• TASK REQUIREMENTS: Below are some records. Pull every line that contains the word "Settings".

• Dataset entries:
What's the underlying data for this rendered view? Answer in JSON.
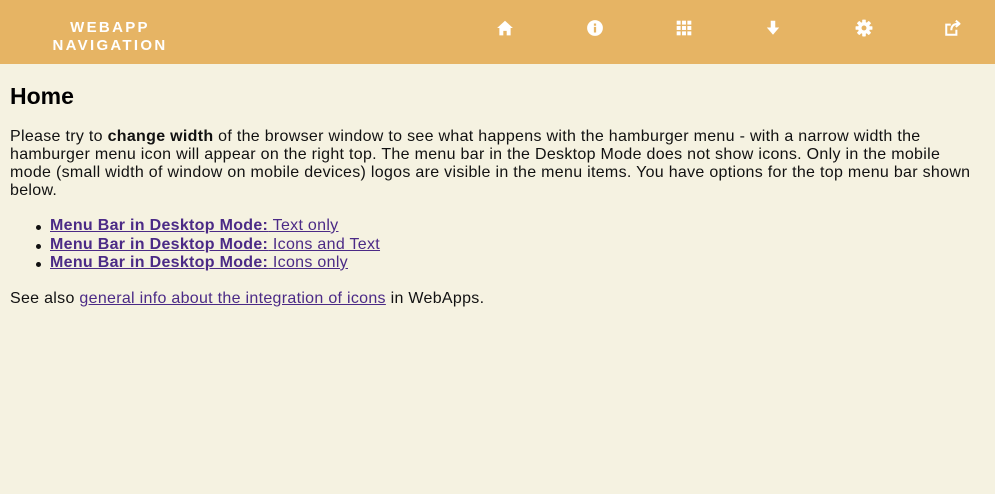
{
  "brand": {
    "line1": "WEBAPP",
    "line2": "NAVIGATION"
  },
  "nav": {
    "icons": [
      "home-icon",
      "info-icon",
      "grid-icon",
      "download-icon",
      "gear-icon",
      "share-icon"
    ]
  },
  "colors": {
    "topbar": "#e6b464",
    "background": "#f5f2e1",
    "link": "#4b2a86"
  },
  "main": {
    "title": "Home",
    "intro": {
      "part1": "Please try to ",
      "bold": "change width",
      "part2": " of the browser window to see what happens with the hamburger menu - with a narrow width the hamburger menu icon will appear on the right top. The menu bar in the Desktop Mode does not show icons. Only in the mobile mode (small width of window on mobile devices) logos are visible in the menu items. You have options for the top menu bar shown below."
    },
    "options": [
      {
        "bold": "Menu Bar in Desktop Mode:",
        "text": " Text only"
      },
      {
        "bold": "Menu Bar in Desktop Mode:",
        "text": " Icons and Text"
      },
      {
        "bold": "Menu Bar in Desktop Mode:",
        "text": " Icons only"
      }
    ],
    "see_also": {
      "prefix": "See also ",
      "link": "general info about the integration of icons",
      "suffix": " in WebApps."
    }
  }
}
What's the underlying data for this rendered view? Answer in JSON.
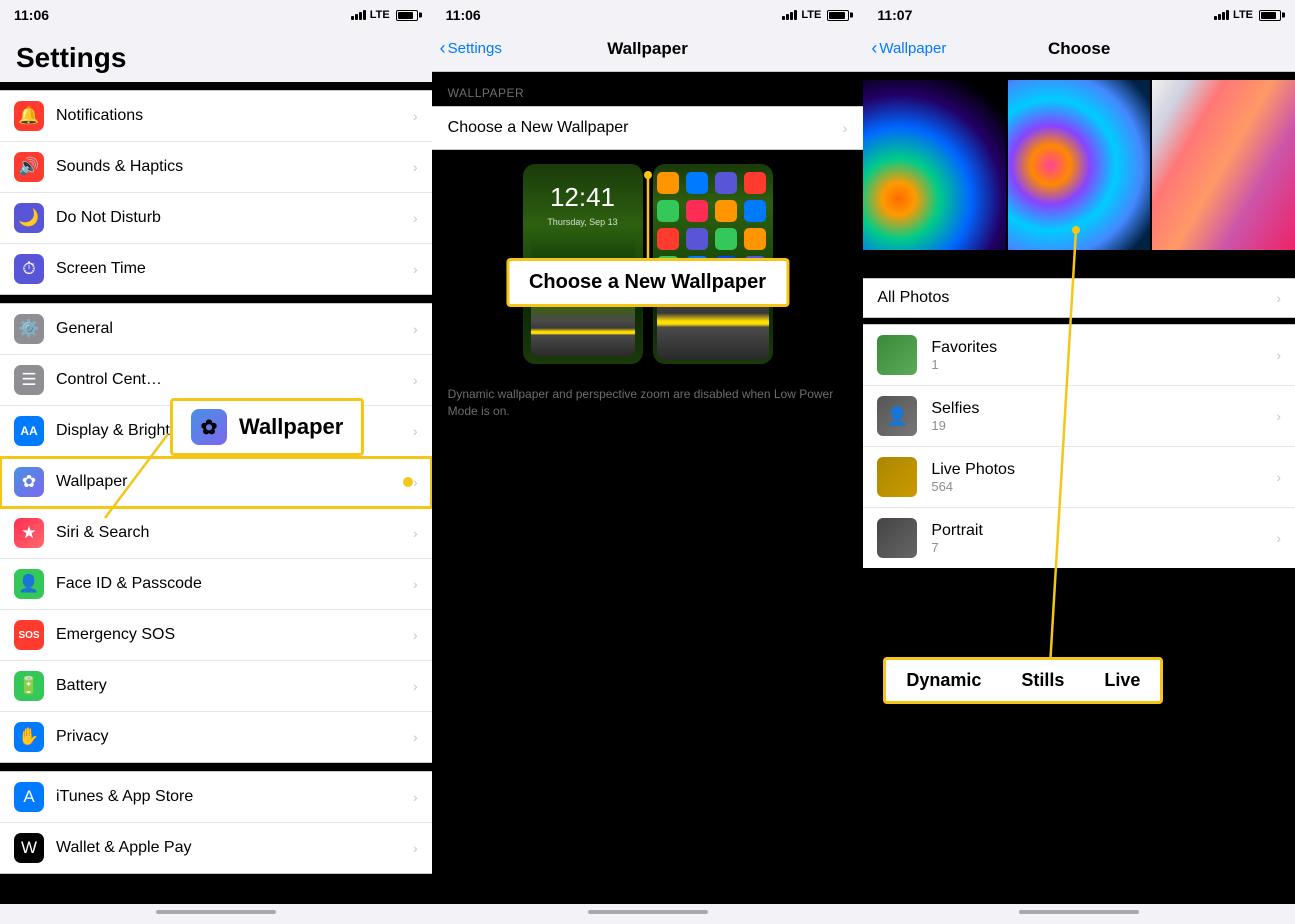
{
  "panel1": {
    "status": {
      "time": "11:06",
      "lte": "LTE"
    },
    "title": "Settings",
    "sections": [
      {
        "items": [
          {
            "id": "notifications",
            "label": "Notifications",
            "icon": "🔔",
            "color": "#ff3b30"
          },
          {
            "id": "sounds",
            "label": "Sounds & Haptics",
            "icon": "🔊",
            "color": "#ff3b30"
          },
          {
            "id": "donotdisturb",
            "label": "Do Not Disturb",
            "icon": "🌙",
            "color": "#5856d6"
          },
          {
            "id": "screentime",
            "label": "Screen Time",
            "icon": "⏱",
            "color": "#5856d6"
          }
        ]
      },
      {
        "items": [
          {
            "id": "general",
            "label": "General",
            "icon": "⚙️",
            "color": "#8e8e93"
          },
          {
            "id": "controlcenter",
            "label": "Control Cent…",
            "icon": "☰",
            "color": "#8e8e93"
          },
          {
            "id": "display",
            "label": "Display & Brightness",
            "icon": "AA",
            "color": "#007aff"
          },
          {
            "id": "wallpaper",
            "label": "Wallpaper",
            "icon": "✿",
            "color": "#007aff",
            "highlighted": true
          },
          {
            "id": "siri",
            "label": "Siri & Search",
            "icon": "★",
            "color": "#ff2d55"
          },
          {
            "id": "faceid",
            "label": "Face ID & Passcode",
            "icon": "👤",
            "color": "#34c759"
          },
          {
            "id": "emergencysos",
            "label": "Emergency SOS",
            "icon": "SOS",
            "color": "#ff3b30"
          },
          {
            "id": "battery",
            "label": "Battery",
            "icon": "⚡",
            "color": "#34c759"
          },
          {
            "id": "privacy",
            "label": "Privacy",
            "icon": "✋",
            "color": "#007aff"
          }
        ]
      },
      {
        "items": [
          {
            "id": "itunes",
            "label": "iTunes & App Store",
            "icon": "A",
            "color": "#007aff"
          },
          {
            "id": "wallet",
            "label": "Wallet & Apple Pay",
            "icon": "W",
            "color": "#000"
          }
        ]
      }
    ],
    "callout": {
      "label": "Wallpaper"
    }
  },
  "panel2": {
    "status": {
      "time": "11:06",
      "lte": "LTE"
    },
    "back_label": "Settings",
    "title": "Wallpaper",
    "section_header": "WALLPAPER",
    "choose_row": "Choose a New Wallpaper",
    "note": "Dynamic wallpaper and perspective zoom are disabled when Low Power Mode is on.",
    "callout": "Choose a New Wallpaper"
  },
  "panel3": {
    "status": {
      "time": "11:07",
      "lte": "LTE"
    },
    "back_label": "Wallpaper",
    "title": "Choose",
    "categories_top": [
      {
        "id": "dynamic",
        "label": "Dynamic"
      },
      {
        "id": "stills",
        "label": "Stills"
      },
      {
        "id": "live",
        "label": "Live"
      }
    ],
    "all_photos_label": "All Photos",
    "categories_list": [
      {
        "id": "favorites",
        "name": "Favorites",
        "count": "1"
      },
      {
        "id": "selfies",
        "name": "Selfies",
        "count": "19"
      },
      {
        "id": "live-photos",
        "name": "Live Photos",
        "count": "564"
      },
      {
        "id": "portrait",
        "name": "Portrait",
        "count": "7"
      }
    ],
    "callout": {
      "dynamic": "Dynamic",
      "stills": "Stills",
      "live": "Live"
    }
  }
}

• EXERCISE OUTPUT:
    "title": "Settings",
    "back_label": "Settings",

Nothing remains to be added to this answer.